━━ TASK INPUT ━━
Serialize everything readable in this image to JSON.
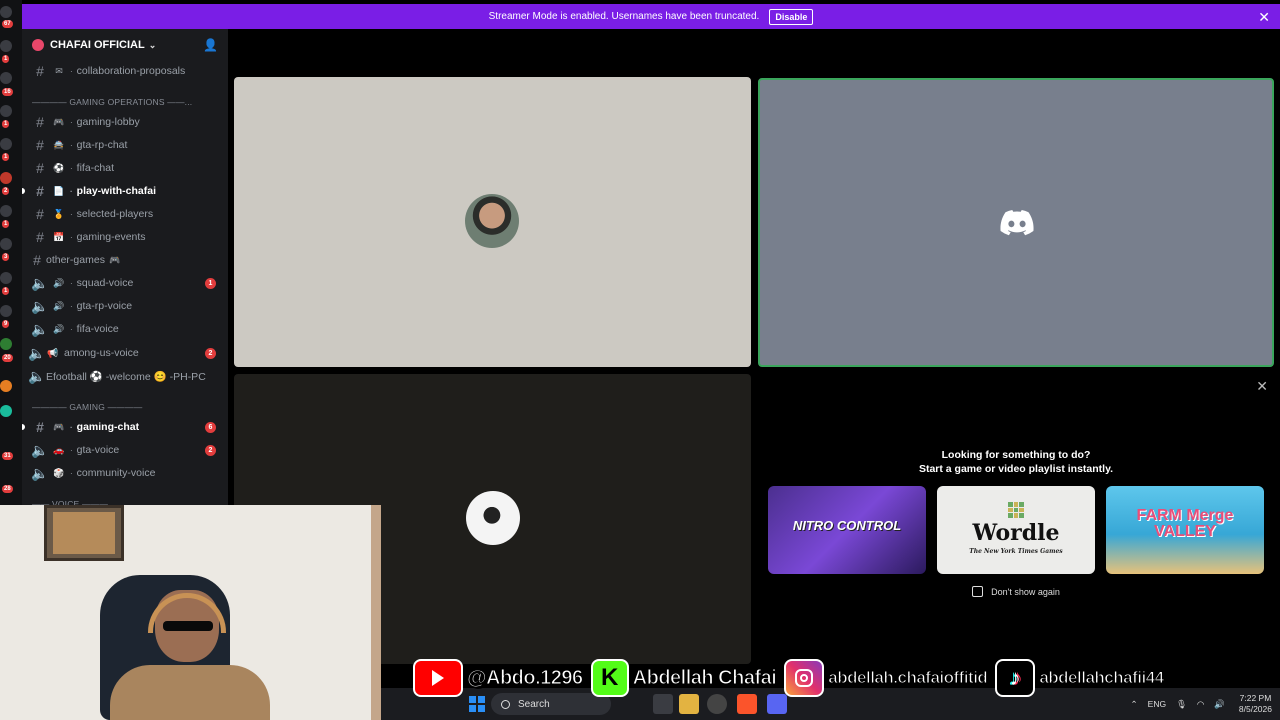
{
  "banner": {
    "message": "Streamer Mode is enabled. Usernames have been truncated.",
    "button": "Disable",
    "close": "✕"
  },
  "server": {
    "name": "CHAFAI OFFICIAL"
  },
  "server_badges": [
    "67",
    "1",
    "16",
    "1",
    "1",
    "2",
    "1",
    "3",
    "1",
    "9",
    "20",
    "31",
    "28"
  ],
  "channels": {
    "collab": "collaboration-proposals",
    "cat_ops": "———— GAMING OPERATIONS ——...",
    "gaming_lobby": "gaming-lobby",
    "gta_rp_chat": "gta-rp-chat",
    "fifa_chat": "fifa-chat",
    "play_with_chafai": "play-with-chafai",
    "selected_players": "selected-players",
    "gaming_events": "gaming-events",
    "other_games": "other-games",
    "squad_voice": "squad-voice",
    "squad_voice_badge": "1",
    "gta_rp_voice": "gta-rp-voice",
    "fifa_voice": "fifa-voice",
    "among_us_voice": "among-us-voice",
    "among_us_badge": "2",
    "efootball": "Efootball ⚽ -welcome 😊 -PH-PC",
    "cat_gaming": "———— GAMING ————",
    "gaming_chat": "gaming-chat",
    "gaming_chat_badge": "6",
    "gta_voice": "gta-voice",
    "gta_voice_badge": "2",
    "community_voice": "community-voice",
    "cat_voice": "—— VOICE ———"
  },
  "activity": {
    "title_line1": "Looking for something to do?",
    "title_line2": "Start a game or video playlist instantly.",
    "cards": [
      {
        "name": "NITRO CONTROL"
      },
      {
        "name": "Wordle",
        "sub": "The New York Times Games"
      },
      {
        "name": "FARM Merge VALLEY"
      }
    ],
    "dont_show": "Don't show again"
  },
  "social": {
    "youtube": "@Abdo.1296",
    "kick": "Abdellah Chafai",
    "instagram": "abdellah.chafaioffitid",
    "tiktok": "abdellahchafii44"
  },
  "taskbar": {
    "search": "Search",
    "lang": "ENG",
    "time": "7:22 PM",
    "date": "8/5/2026"
  },
  "colors": {
    "banner": "#7a1ee6",
    "speaking_border": "#3ba55c",
    "badge": "#e23d3d"
  }
}
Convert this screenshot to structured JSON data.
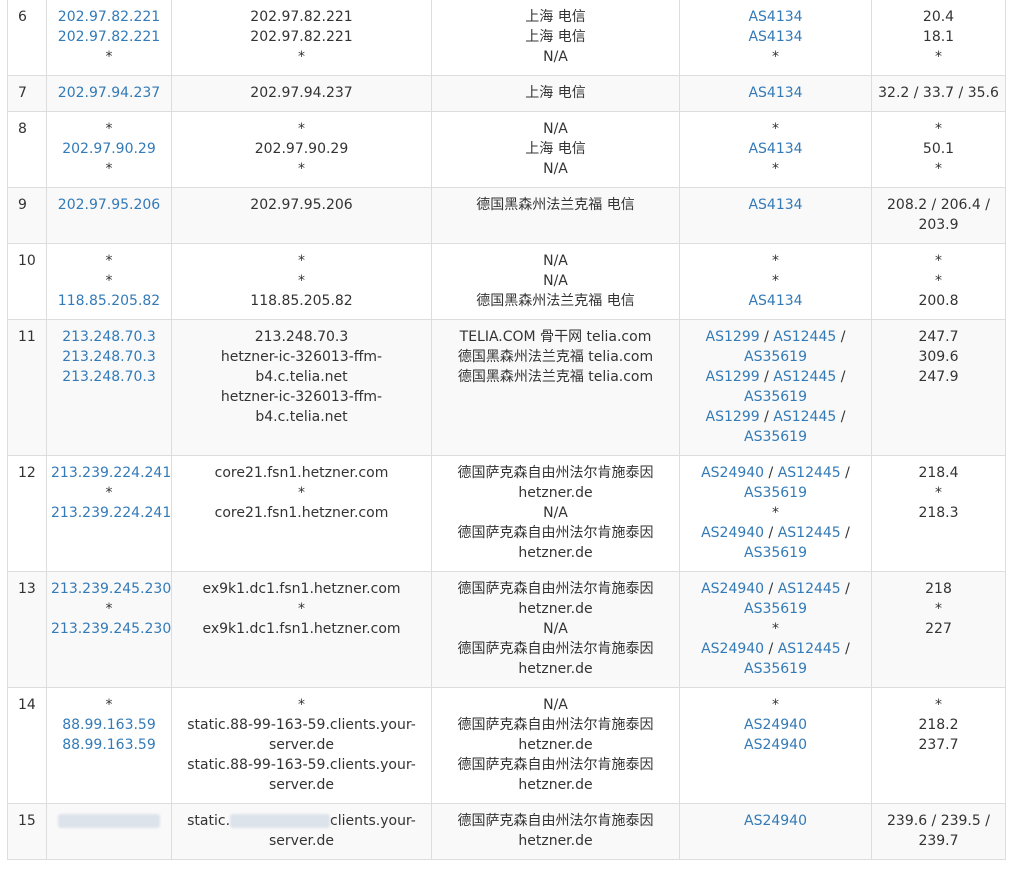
{
  "rows": [
    {
      "hop": "6",
      "ip": [
        {
          "t": "202.97.82.221",
          "link": true
        },
        {
          "t": "202.97.82.221",
          "link": true
        },
        {
          "t": "*"
        }
      ],
      "host": [
        "202.97.82.221",
        "202.97.82.221",
        "*"
      ],
      "loc": [
        "上海 电信",
        "上海 电信",
        "N/A"
      ],
      "asn": [
        [
          {
            "t": "AS4134",
            "link": true
          }
        ],
        [
          {
            "t": "AS4134",
            "link": true
          }
        ],
        [
          {
            "t": "*"
          }
        ]
      ],
      "time": [
        "20.4",
        "18.1",
        "*"
      ]
    },
    {
      "hop": "7",
      "ip": [
        {
          "t": "202.97.94.237",
          "link": true
        }
      ],
      "host": [
        "202.97.94.237"
      ],
      "loc": [
        "上海 电信"
      ],
      "asn": [
        [
          {
            "t": "AS4134",
            "link": true
          }
        ]
      ],
      "time": [
        "32.2 / 33.7 / 35.6"
      ]
    },
    {
      "hop": "8",
      "ip": [
        {
          "t": "*"
        },
        {
          "t": "202.97.90.29",
          "link": true
        },
        {
          "t": "*"
        }
      ],
      "host": [
        "*",
        "202.97.90.29",
        "*"
      ],
      "loc": [
        "N/A",
        "上海 电信",
        "N/A"
      ],
      "asn": [
        [
          {
            "t": "*"
          }
        ],
        [
          {
            "t": "AS4134",
            "link": true
          }
        ],
        [
          {
            "t": "*"
          }
        ]
      ],
      "time": [
        "*",
        "50.1",
        "*"
      ]
    },
    {
      "hop": "9",
      "ip": [
        {
          "t": "202.97.95.206",
          "link": true
        }
      ],
      "host": [
        "202.97.95.206"
      ],
      "loc": [
        "德国黑森州法兰克福 电信"
      ],
      "asn": [
        [
          {
            "t": "AS4134",
            "link": true
          }
        ]
      ],
      "time": [
        "208.2 / 206.4 /",
        "203.9"
      ]
    },
    {
      "hop": "10",
      "ip": [
        {
          "t": "*"
        },
        {
          "t": "*"
        },
        {
          "t": "118.85.205.82",
          "link": true
        }
      ],
      "host": [
        "*",
        "*",
        "118.85.205.82"
      ],
      "loc": [
        "N/A",
        "N/A",
        "德国黑森州法兰克福 电信"
      ],
      "asn": [
        [
          {
            "t": "*"
          }
        ],
        [
          {
            "t": "*"
          }
        ],
        [
          {
            "t": "AS4134",
            "link": true
          }
        ]
      ],
      "time": [
        "*",
        "*",
        "200.8"
      ]
    },
    {
      "hop": "11",
      "ip": [
        {
          "t": "213.248.70.3",
          "link": true
        },
        {
          "t": "213.248.70.3",
          "link": true
        },
        {
          "t": "213.248.70.3",
          "link": true
        }
      ],
      "host": [
        "213.248.70.3",
        "hetzner-ic-326013-ffm-b4.c.telia.net",
        "hetzner-ic-326013-ffm-b4.c.telia.net"
      ],
      "loc": [
        "TELIA.COM 骨干网 telia.com",
        "德国黑森州法兰克福 telia.com",
        "德国黑森州法兰克福 telia.com"
      ],
      "asn": [
        [
          {
            "t": "AS1299",
            "link": true
          },
          {
            "t": " / "
          },
          {
            "t": "AS12445",
            "link": true
          },
          {
            "t": " /"
          }
        ],
        [
          {
            "t": "AS35619",
            "link": true
          }
        ],
        [
          {
            "t": "AS1299",
            "link": true
          },
          {
            "t": " / "
          },
          {
            "t": "AS12445",
            "link": true
          },
          {
            "t": " /"
          }
        ],
        [
          {
            "t": "AS35619",
            "link": true
          }
        ],
        [
          {
            "t": "AS1299",
            "link": true
          },
          {
            "t": " / "
          },
          {
            "t": "AS12445",
            "link": true
          },
          {
            "t": " /"
          }
        ],
        [
          {
            "t": "AS35619",
            "link": true
          }
        ]
      ],
      "time": [
        "247.7",
        "309.6",
        "247.9"
      ]
    },
    {
      "hop": "12",
      "ip": [
        {
          "t": "213.239.224.241",
          "link": true
        },
        {
          "t": "*"
        },
        {
          "t": "213.239.224.241",
          "link": true
        }
      ],
      "host": [
        "core21.fsn1.hetzner.com",
        "*",
        "core21.fsn1.hetzner.com"
      ],
      "loc": [
        "德国萨克森自由州法尔肯施泰因",
        "hetzner.de",
        "N/A",
        "德国萨克森自由州法尔肯施泰因",
        "hetzner.de"
      ],
      "asn": [
        [
          {
            "t": "AS24940",
            "link": true
          },
          {
            "t": " / "
          },
          {
            "t": "AS12445",
            "link": true
          },
          {
            "t": " /"
          }
        ],
        [
          {
            "t": "AS35619",
            "link": true
          }
        ],
        [
          {
            "t": "*"
          }
        ],
        [
          {
            "t": "AS24940",
            "link": true
          },
          {
            "t": " / "
          },
          {
            "t": "AS12445",
            "link": true
          },
          {
            "t": " /"
          }
        ],
        [
          {
            "t": "AS35619",
            "link": true
          }
        ]
      ],
      "time": [
        "218.4",
        "*",
        "218.3"
      ]
    },
    {
      "hop": "13",
      "ip": [
        {
          "t": "213.239.245.230",
          "link": true
        },
        {
          "t": "*"
        },
        {
          "t": "213.239.245.230",
          "link": true
        }
      ],
      "host": [
        "ex9k1.dc1.fsn1.hetzner.com",
        "*",
        "ex9k1.dc1.fsn1.hetzner.com"
      ],
      "loc": [
        "德国萨克森自由州法尔肯施泰因",
        "hetzner.de",
        "N/A",
        "德国萨克森自由州法尔肯施泰因",
        "hetzner.de"
      ],
      "asn": [
        [
          {
            "t": "AS24940",
            "link": true
          },
          {
            "t": " / "
          },
          {
            "t": "AS12445",
            "link": true
          },
          {
            "t": " /"
          }
        ],
        [
          {
            "t": "AS35619",
            "link": true
          }
        ],
        [
          {
            "t": "*"
          }
        ],
        [
          {
            "t": "AS24940",
            "link": true
          },
          {
            "t": " / "
          },
          {
            "t": "AS12445",
            "link": true
          },
          {
            "t": " /"
          }
        ],
        [
          {
            "t": "AS35619",
            "link": true
          }
        ]
      ],
      "time": [
        "218",
        "*",
        "227"
      ]
    },
    {
      "hop": "14",
      "ip": [
        {
          "t": "*"
        },
        {
          "t": "88.99.163.59",
          "link": true
        },
        {
          "t": "88.99.163.59",
          "link": true
        }
      ],
      "host": [
        "*",
        "static.88-99-163-59.clients.your-",
        "server.de",
        "static.88-99-163-59.clients.your-",
        "server.de"
      ],
      "loc": [
        "N/A",
        "德国萨克森自由州法尔肯施泰因",
        "hetzner.de",
        "德国萨克森自由州法尔肯施泰因",
        "hetzner.de"
      ],
      "asn": [
        [
          {
            "t": "*"
          }
        ],
        [
          {
            "t": "AS24940",
            "link": true
          }
        ],
        [
          {
            "t": "AS24940",
            "link": true
          }
        ]
      ],
      "time": [
        "*",
        "218.2",
        "237.7"
      ]
    },
    {
      "hop": "15",
      "ip": [
        {
          "blur": "ip"
        }
      ],
      "host_blur": {
        "pre": "static.",
        "post": "clients.your-",
        "line2": "server.de"
      },
      "loc": [
        "德国萨克森自由州法尔肯施泰因",
        "hetzner.de"
      ],
      "asn": [
        [
          {
            "t": "AS24940",
            "link": true
          }
        ]
      ],
      "time": [
        "239.6 / 239.5 /",
        "239.7"
      ]
    }
  ]
}
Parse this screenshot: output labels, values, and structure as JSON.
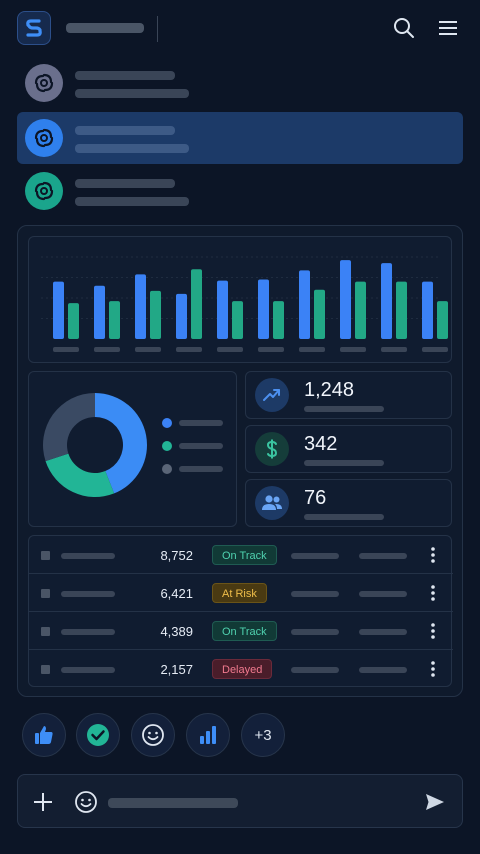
{
  "app": {
    "logo_icon": "s-logo-icon"
  },
  "header": {
    "search_icon": "search-icon",
    "menu_icon": "hamburger-menu-icon"
  },
  "conversations": [
    {
      "avatar_color": "#6a6f8c",
      "active": false
    },
    {
      "avatar_color": "#2f80ed",
      "active": true
    },
    {
      "avatar_color": "#1aa58c",
      "active": false
    }
  ],
  "bar_chart": {
    "type": "bar",
    "categories_count": 10,
    "series": [
      {
        "color": "#3b82f6",
        "values": [
          56,
          52,
          63,
          44,
          57,
          58,
          67,
          77,
          74,
          56
        ]
      },
      {
        "color": "#22a886",
        "values": [
          35,
          37,
          47,
          68,
          37,
          37,
          48,
          56,
          56,
          37
        ]
      }
    ]
  },
  "donut": {
    "segments": [
      {
        "color": "#3b8cf5",
        "value": 44
      },
      {
        "color": "#22b596",
        "value": 26
      },
      {
        "color": "#3a4a63",
        "value": 30
      }
    ],
    "legend_colors": [
      "#3b82f6",
      "#22b596",
      "#5a6577"
    ]
  },
  "stats": [
    {
      "value": "1,248",
      "icon": "trending-up-icon",
      "bg": "#1d3a66",
      "fg": "#4c90f0"
    },
    {
      "value": "342",
      "icon": "dollar-icon",
      "bg": "#153d3a",
      "fg": "#3ac4a0"
    },
    {
      "value": "76",
      "icon": "users-icon",
      "bg": "#1d3a66",
      "fg": "#6aa5f5"
    }
  ],
  "table": {
    "rows": [
      {
        "value": "8,752",
        "status": "On Track",
        "kind": "ok"
      },
      {
        "value": "6,421",
        "status": "At Risk",
        "kind": "risk"
      },
      {
        "value": "4,389",
        "status": "On Track",
        "kind": "ok"
      },
      {
        "value": "2,157",
        "status": "Delayed",
        "kind": "late"
      }
    ]
  },
  "reactions": {
    "items": [
      "thumbs-up-icon",
      "check-circle-icon",
      "smiley-icon",
      "bar-chart-icon"
    ],
    "more_label": "+3"
  },
  "composer": {
    "add_icon": "plus-icon",
    "emoji_icon": "emoji-icon",
    "send_icon": "send-icon"
  }
}
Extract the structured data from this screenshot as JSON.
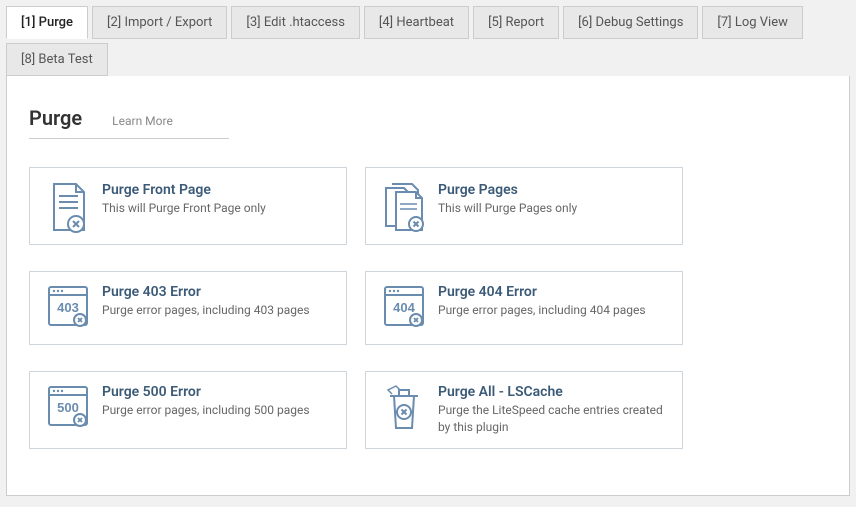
{
  "tabs": [
    {
      "label": "[1] Purge",
      "active": true
    },
    {
      "label": "[2] Import / Export"
    },
    {
      "label": "[3] Edit .htaccess"
    },
    {
      "label": "[4] Heartbeat"
    },
    {
      "label": "[5] Report"
    },
    {
      "label": "[6] Debug Settings"
    },
    {
      "label": "[7] Log View"
    },
    {
      "label": "[8] Beta Test"
    }
  ],
  "header": {
    "title": "Purge",
    "learn_more": "Learn More"
  },
  "cards": [
    {
      "title": "Purge Front Page",
      "desc": "This will Purge Front Page only",
      "icon": "doc-x"
    },
    {
      "title": "Purge Pages",
      "desc": "This will Purge Pages only",
      "icon": "docs-x"
    },
    {
      "title": "Purge 403 Error",
      "desc": "Purge error pages, including 403 pages",
      "icon": "num-403"
    },
    {
      "title": "Purge 404 Error",
      "desc": "Purge error pages, including 404 pages",
      "icon": "num-404"
    },
    {
      "title": "Purge 500 Error",
      "desc": "Purge error pages, including 500 pages",
      "icon": "num-500"
    },
    {
      "title": "Purge All - LSCache",
      "desc": "Purge the LiteSpeed cache entries created by this plugin",
      "icon": "trash-x"
    }
  ],
  "icon_colors": {
    "stroke": "#6a8caf",
    "fill": "none"
  }
}
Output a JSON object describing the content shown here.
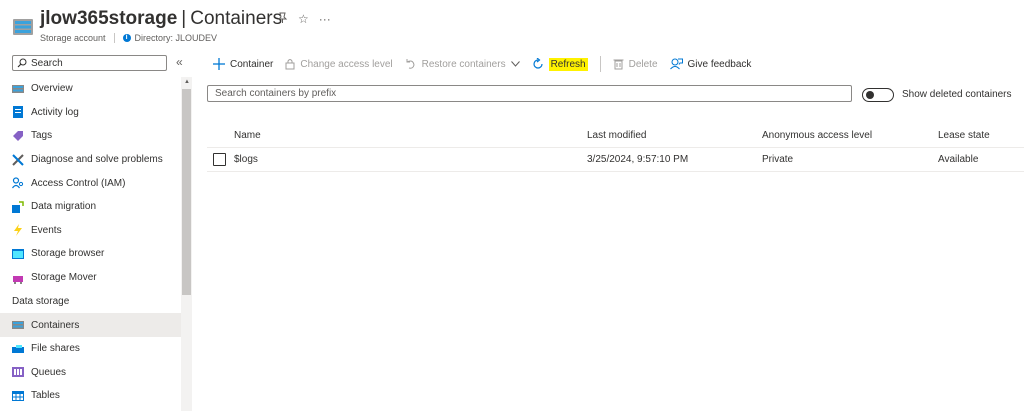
{
  "header": {
    "resource_name": "jlow365storage",
    "separator": "|",
    "page": "Containers",
    "resource_type": "Storage account",
    "directory": "Directory: JLOUDEV",
    "pin_glyph": "✪",
    "star_glyph": "☆",
    "more_glyph": "···"
  },
  "sidebar": {
    "search_placeholder": "Search",
    "collapse_glyph": "«",
    "items": [
      {
        "label": "Overview",
        "icon": "overview-icon"
      },
      {
        "label": "Activity log",
        "icon": "activity-log-icon"
      },
      {
        "label": "Tags",
        "icon": "tag-icon"
      },
      {
        "label": "Diagnose and solve problems",
        "icon": "diagnose-icon"
      },
      {
        "label": "Access Control (IAM)",
        "icon": "iam-icon"
      },
      {
        "label": "Data migration",
        "icon": "data-migration-icon"
      },
      {
        "label": "Events",
        "icon": "events-icon"
      },
      {
        "label": "Storage browser",
        "icon": "storage-browser-icon"
      },
      {
        "label": "Storage Mover",
        "icon": "storage-mover-icon"
      }
    ],
    "section_label": "Data storage",
    "data_items": [
      {
        "label": "Containers",
        "icon": "containers-icon",
        "active": true
      },
      {
        "label": "File shares",
        "icon": "file-shares-icon"
      },
      {
        "label": "Queues",
        "icon": "queues-icon"
      },
      {
        "label": "Tables",
        "icon": "tables-icon"
      }
    ]
  },
  "toolbar": {
    "container": "Container",
    "change_access": "Change access level",
    "restore": "Restore containers",
    "refresh": "Refresh",
    "delete": "Delete",
    "feedback": "Give feedback"
  },
  "filter": {
    "placeholder": "Search containers by prefix",
    "toggle_label": "Show deleted containers"
  },
  "table": {
    "columns": [
      "Name",
      "Last modified",
      "Anonymous access level",
      "Lease state"
    ],
    "rows": [
      {
        "name": "$logs",
        "last_modified": "3/25/2024, 9:57:10 PM",
        "access": "Private",
        "lease": "Available"
      }
    ]
  },
  "colors": {
    "accent": "#0078d4",
    "highlight": "#fff200",
    "active_row": "#edebe9"
  }
}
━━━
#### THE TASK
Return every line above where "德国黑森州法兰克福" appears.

#### THE COMPLETED TASK
        "德国黑森州法兰克福 电信"
        "德国黑森州法兰克福 电信"
        "德国黑森州法兰克福 telia.com",
        "德国黑森州法兰克福 telia.com"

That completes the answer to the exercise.